I've been struggling for a long time with the idea of Content Creation.
On the one hand, it's a great tool for professional credibility, for brand building and for personal growth. Also, I love writing.
On the other hand, to be successful in content creation you need quite a few Cs - Content, Context, Communication, Concept, Clarity, Current, and Compelling, which I am kind of fine with, but you also need the last C, the one that belongs to Consistent. And here lies the real problem.
Because for me consistent equal commitment.
And I am not a huge fan of commitment.
Seeing how Hidai and I are about to celebrate our 19 years of marriage in a couple of months it might sound weird, but other than Hidai, my only real commitment is to the big red box that holds all our "secret" chocolate.
In all other areas, I avoid long-term commitment like I avoid... Well, like I avoid physical exercise :)
If we add to that the fact that I don't do well with creating anything resembling professional content, Hidai's inability to write anything that doesn't have bullet points in it, and my deep-rooted insecurities (you know, the who cares what you have to say ones), and it is really no wonder that I have compiled a huge list of excuses as to why our company doesn't have an organised, coherent and consistent content plan.
Well, as part of my new tackling things head on strategy, I've decided to commit to a content plan - 2 posts a week, one more professional and one more personal.
Right now it's week 3 and if I am lucky I will finish and post this post, which is neither (or both?).
So I've also decided it's time to add a monthly(ish) company newsletter, which I will be very thankful to you if you subscribe to here - http://eepurl.com/h9zipX
Because you like us and want to hear all about our news, stories, posts, and new courses, events & workshops,
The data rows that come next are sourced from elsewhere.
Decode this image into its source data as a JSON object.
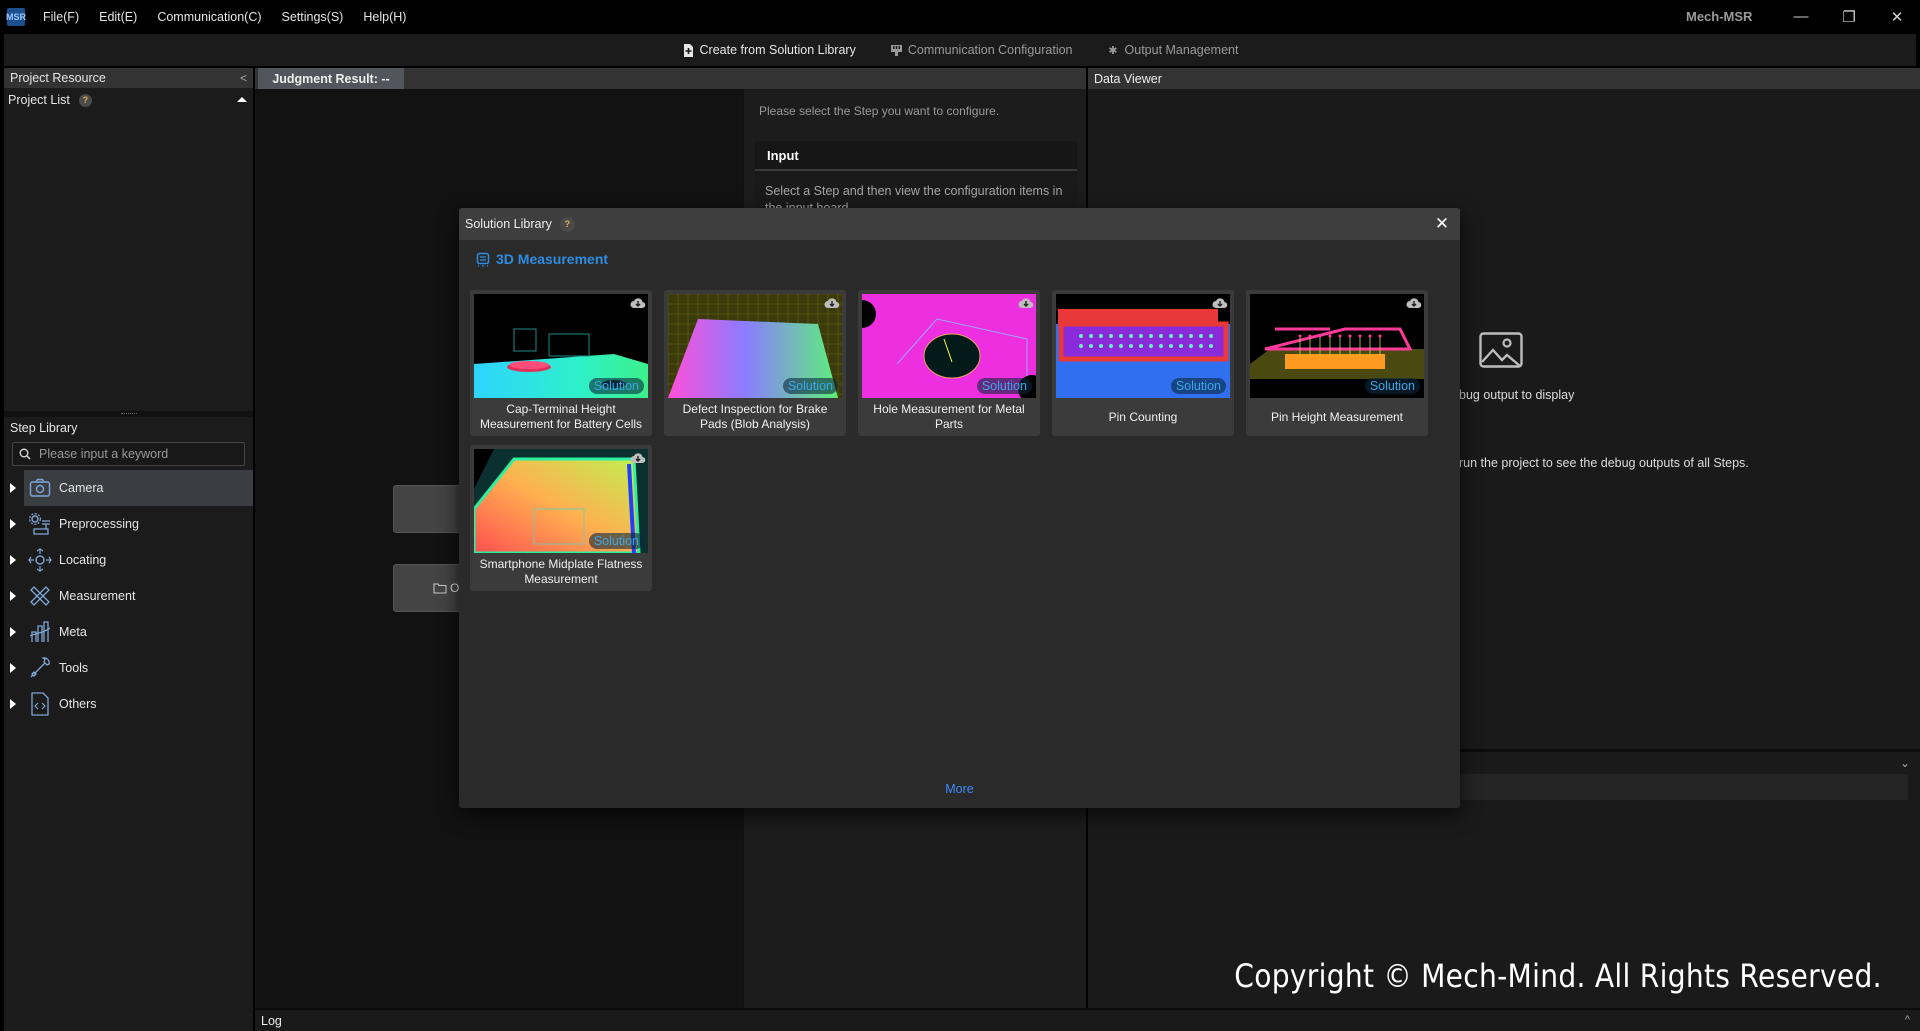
{
  "app": {
    "logo_text": "MSR",
    "title": "Mech-MSR",
    "menu": [
      "File(F)",
      "Edit(E)",
      "Communication(C)",
      "Settings(S)",
      "Help(H)"
    ],
    "window_controls": {
      "minimize": "—",
      "restore": "❐",
      "close": "✕"
    }
  },
  "toolbar": {
    "items": [
      {
        "label": "Create from Solution Library",
        "icon": "add-file-icon",
        "enabled": true
      },
      {
        "label": "Communication Configuration",
        "icon": "plug-icon",
        "enabled": false
      },
      {
        "label": "Output Management",
        "icon": "gear-icon",
        "enabled": false
      }
    ]
  },
  "left_panel": {
    "header": "Project Resource",
    "project_list_label": "Project List",
    "help": "?",
    "step_library": {
      "title": "Step Library",
      "search_placeholder": "Please input a keyword",
      "categories": [
        {
          "label": "Camera",
          "icon": "camera-icon",
          "selected": true
        },
        {
          "label": "Preprocessing",
          "icon": "preprocessing-icon",
          "selected": false
        },
        {
          "label": "Locating",
          "icon": "locating-icon",
          "selected": false
        },
        {
          "label": "Measurement",
          "icon": "measurement-icon",
          "selected": false
        },
        {
          "label": "Meta",
          "icon": "meta-icon",
          "selected": false
        },
        {
          "label": "Tools",
          "icon": "wrench-icon",
          "selected": false
        },
        {
          "label": "Others",
          "icon": "code-file-icon",
          "selected": false
        }
      ]
    }
  },
  "center": {
    "judgment_tab": "Judgment Result: --",
    "canvas_buttons": [
      "+",
      "Op"
    ],
    "config": {
      "hint": "Please select the Step you want to configure.",
      "input_title": "Input",
      "input_body": "Select a Step and then view the configuration items in the input board."
    }
  },
  "data_viewer": {
    "header": "Data Viewer",
    "msg1": "bug output to display",
    "msg2": "run the project to see the debug outputs of all Steps.",
    "copyright": "Copyright © Mech-Mind. All Rights Reserved."
  },
  "log": {
    "label": "Log"
  },
  "dialog": {
    "title": "Solution Library",
    "help": "?",
    "close": "✕",
    "category": "3D Measurement",
    "badge": "Solution",
    "more": "More",
    "solutions": [
      {
        "title": "Cap-Terminal Height Measurement for Battery Cells",
        "thumb": "battery"
      },
      {
        "title": "Defect Inspection for Brake Pads (Blob Analysis)",
        "thumb": "brake"
      },
      {
        "title": "Hole Measurement for Metal Parts",
        "thumb": "hole"
      },
      {
        "title": "Pin Counting",
        "thumb": "pincount"
      },
      {
        "title": "Pin Height Measurement",
        "thumb": "pinheight"
      },
      {
        "title": "Smartphone Midplate Flatness Measurement",
        "thumb": "phone"
      }
    ]
  }
}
but mostly because it will force me to either actually follow through on my new content commitment or feel that I am letting everyone down. After all, there is no bigger (or better) motivator than Guilt.